"It wasn't combative. It wasn't attacking personally. I personally would like to see the entire law repealed. I was making what I thought was a reasonable suggestion that if this is really so bad, why not do this," Jindal said. "He didn't take it that way. He was fairly aggressive in his response that, 'No, I won the election,' and in so many words, 'Deal with it.'"
I asked if Jindal thought the president disliked him personally.
"Look I don't know and I don't care. It's not about personality," he said again. "It's not about whether he likes me or not. We always have respectful, cordial discussions. … What's more important is the impact these policies are having on our people in my state and these other states."
Jindal, a former Rhodes scholar, is so full of ideas his mouth can barely keep up with the thoughts that tumble out of his brain. He has an attractive bio for a national candidate, has been at the center of the school choice and education reform debate with his overhaul of Louisiana's public school system, and offers a populist message that pairs opposition to big government with opposition to big business.
What's always been in question is whether he has the political talents for the national stage. So far, he has failed to break through in a lasting way. He is clearly banking on his mantra that "it's not about personalities."

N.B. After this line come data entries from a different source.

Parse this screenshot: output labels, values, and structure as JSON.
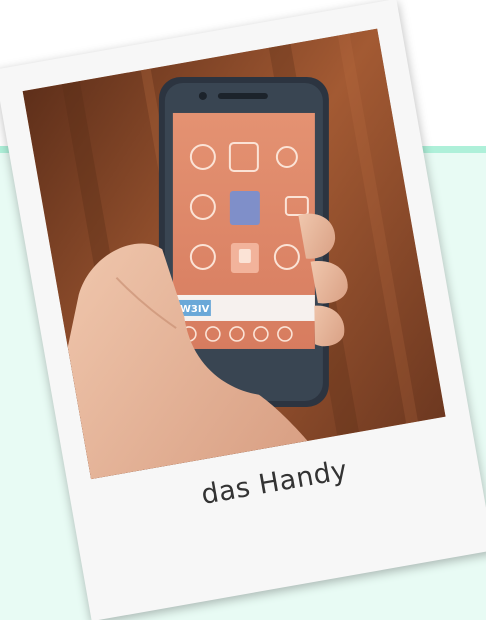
{
  "polaroid": {
    "caption": "das Handy"
  },
  "photo": {
    "subject": "hand-holding-smartphone",
    "screen_badge_text": "W3IV"
  },
  "colors": {
    "mint_panel": "#e8fbf4",
    "mint_strip": "#aef0d9",
    "frame": "#f7f7f7",
    "wood": "#8a4a2a"
  }
}
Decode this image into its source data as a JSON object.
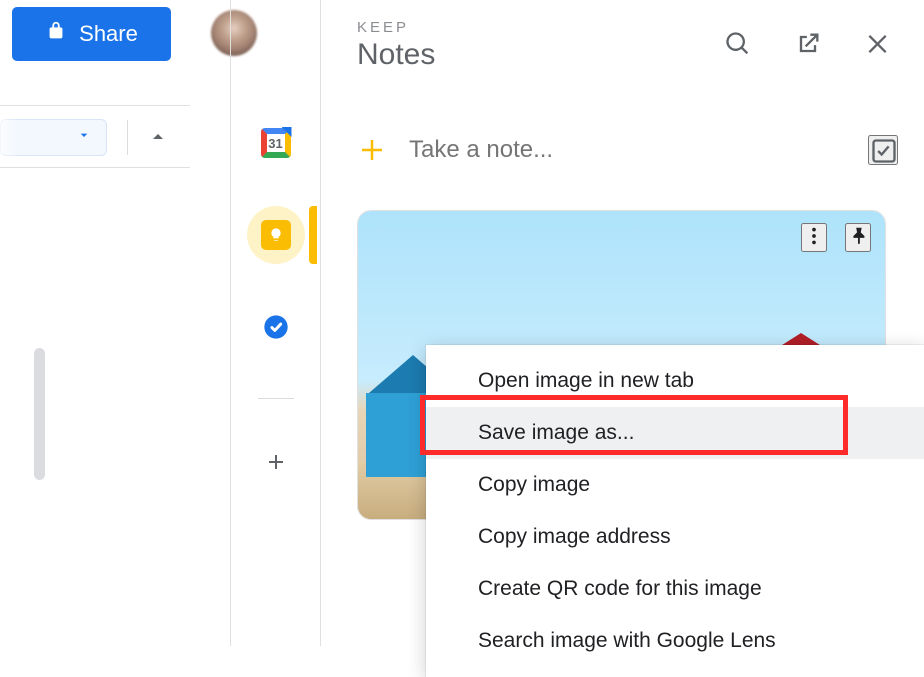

"I think the American people still believe that our country's best days are still ahead of us. … I think they're hungry for substantive solutions," he said. "And I think the party that offers them that, that gives them detailed, specific ideas, this is how we get on track, I think that's the party that wins elections. I think that's more important than personalities, than tiers."
Christie's absence from the national stage is an opportunity. But among political types on Twitter, much of the chatter Tuesday was about Sen. Marco Rubio's (R-Fla.) speech about government repression in Cuba and Venezuela.
John Podhoretz, editor of the conservative Commentary Magazine, linked to a video of Rubio's speech and tweeted: "And just like that, Marco Rubio is back in the first tier."
If only it were that easy for the governor from Louisiana.